The Environmental Working Group is a not for profit group that tests products for their effect on human health. They are there to help us make informed decisions about the products we use and the food we eat.
Each year the Environmental Working Group releases a Dirty Dozen list on their website. This list tests the amount of pesticides on our foods.
For the complete summary, please visit their website at https://www.ewg.org/foodnews/summary.php.
There are many pesticides and herbicides used in conventional farming, allowing the farmers to kill all the bugs and weeds easily so they don’t harm their crops. While it is good for growing and ease of farming, it is not good for our health, so we want to avoid as many pesticides and herbicides as possible in our diets.
USDA data states that almost 70 percent of the produce sold in the United States contain pesticide residues. Unfortunately, that data does not contain or test for all of the pesticides used on our produce.
The Environmental Working Group tested 47 different fruits and vegetables and listed them in order, according to which ones showed the MOST pesticide residue. These are the fruits and vegetables that contained the highest levels.
EWG'S DIRTY DOZEN FOR 2020
The facts below are quoted directly from the EWG website:
More than 90 percent of samples of strawberries, apples, cherries, spinach, nectarines, and kale tested positive for residues of two or more pesticides.
Multiple samples of kale showed 18 different pesticides.
Although not on the Dirty Dozen list, be cautious with peppers as they do contain pesticides that are known to be toxic to the brain. Try to choose organic peppers where possible. If organic is not an option due to availability or price, cook the peppers as it helps reduce the residue of the pesticide, according to EWG.
They also list the “Clean Fifteen” which are a list of the 15 fruits and vegetables analyzed with the LEAST amount of pesticide residue,
EWG'S CLEAN FIFTEEN FOR 2020
Sweet peas (frozen)
These facts below are quoted directly from their website.
These 15 items had the lowest amounts of pesticide residues, according to EWG’s analysis of the most recent USDA data.
Avocados and sweet corn were the cleanest. Fewer than 2 percent of samples showed any detectable pesticides
With the exception of cabbage, all other products on the Clean Fifteen tested positive for four or fewer pesticides.
Almost 70 percent of Clean Fifteen fruit and vegetable samples had no pesticide residues.
Multiple pesticide residues are extremely rare on Clean Fifteen vegetables. Only 7 percent of Clean Fifteen fruit and vegetable samples had two or more pesticides.
So why is this information important?
1. Pesticides can affect your fertility
2. Pesticides and other chemicals in your body could increase your risks of certain cancers.
3. Toxins in your body can overload your liver and cause other health issues.
4. Children are the most susceptible to pesticides, and could be linked to certain pediatric cancers, cognitive and behavioural issues.

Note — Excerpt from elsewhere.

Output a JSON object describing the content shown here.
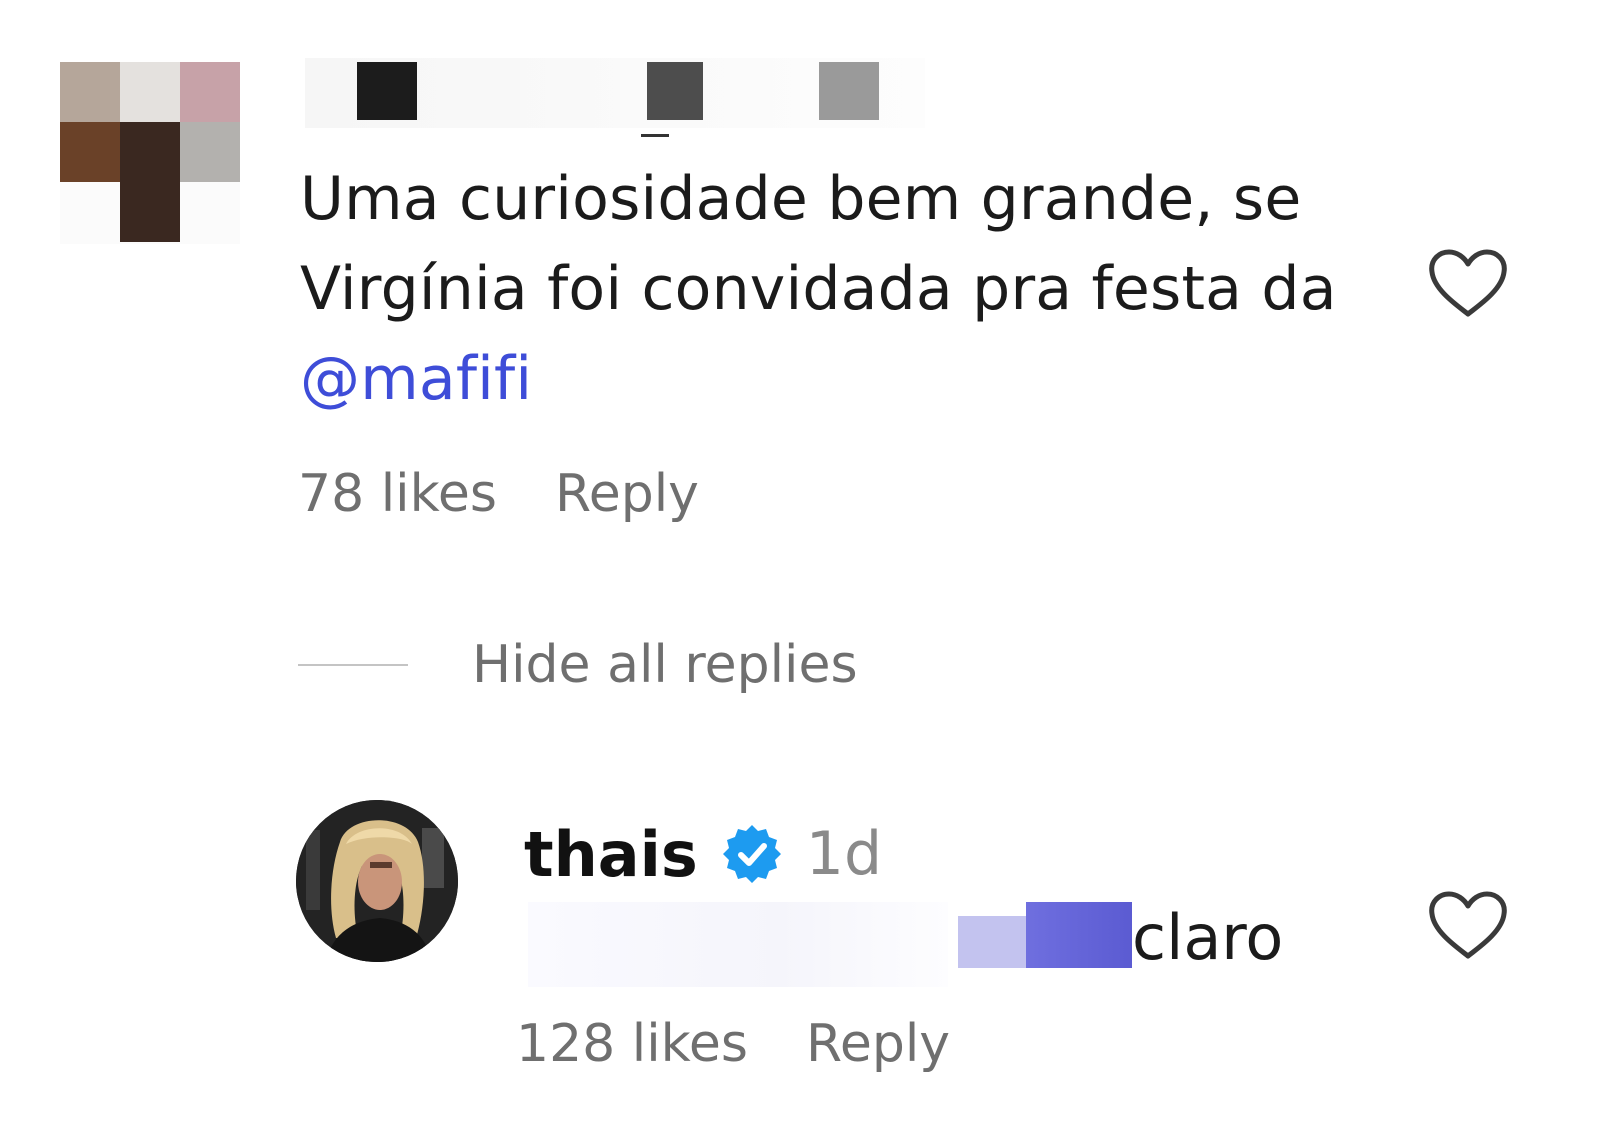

5. We still don’t know all the effects of pesticides on our environment and our bodies and well being. Pesticides are not fully tested when they are ready for market. Use of the chemical DDT was discontinued in Canada in 1985 because it was known to accumulated in fatty tissues in the body, had caused tumours in animals, and pose reproductive issues. This chemical, even though we stopped using it 35 years ago, it’s residues are still found in some produce today. Here is an article explaining it further. https://www.epa.gov/ingredients-used-pesticide-products/ddt-brief-history-and-status
Ways to Reduce Exposure:
1. Eat organic food whenever possible. Studies have confirmed that switching to an organic based diet from a conventional diet has a drastic reduction in the pesticides in the urine.
2. Wash all of your produce very well. Use an all natural fruit and vegetable wash. Such as this one ahttps://amzn.to/2UREPTd
3. Grow your own produce in your garden.
4. If you do not have some greenspace, use an aeroponic garden. Please contact me to learn more about these or get your own at http://johannedouma.towergarden.ca/
5. Shop at local farmers markets. Talk to the people who grow your food directly. This way you can learn how they are grown, and where your food comes from.
* Some of the links on this page may be affiliate links. The Wellness Equation - A Division of 1954080 Ontario Inc. is a participant in the Amazon Associates Program, an affiliate advertising program designed to provide a means for sites to earn advertising fees by linking to products that we organically use and trust. If you purchase a product through an affiliate link, your cost will be the same, but The Wellness Equation will receive a small commission. Your support is greatly appreciated and helps us spread our message!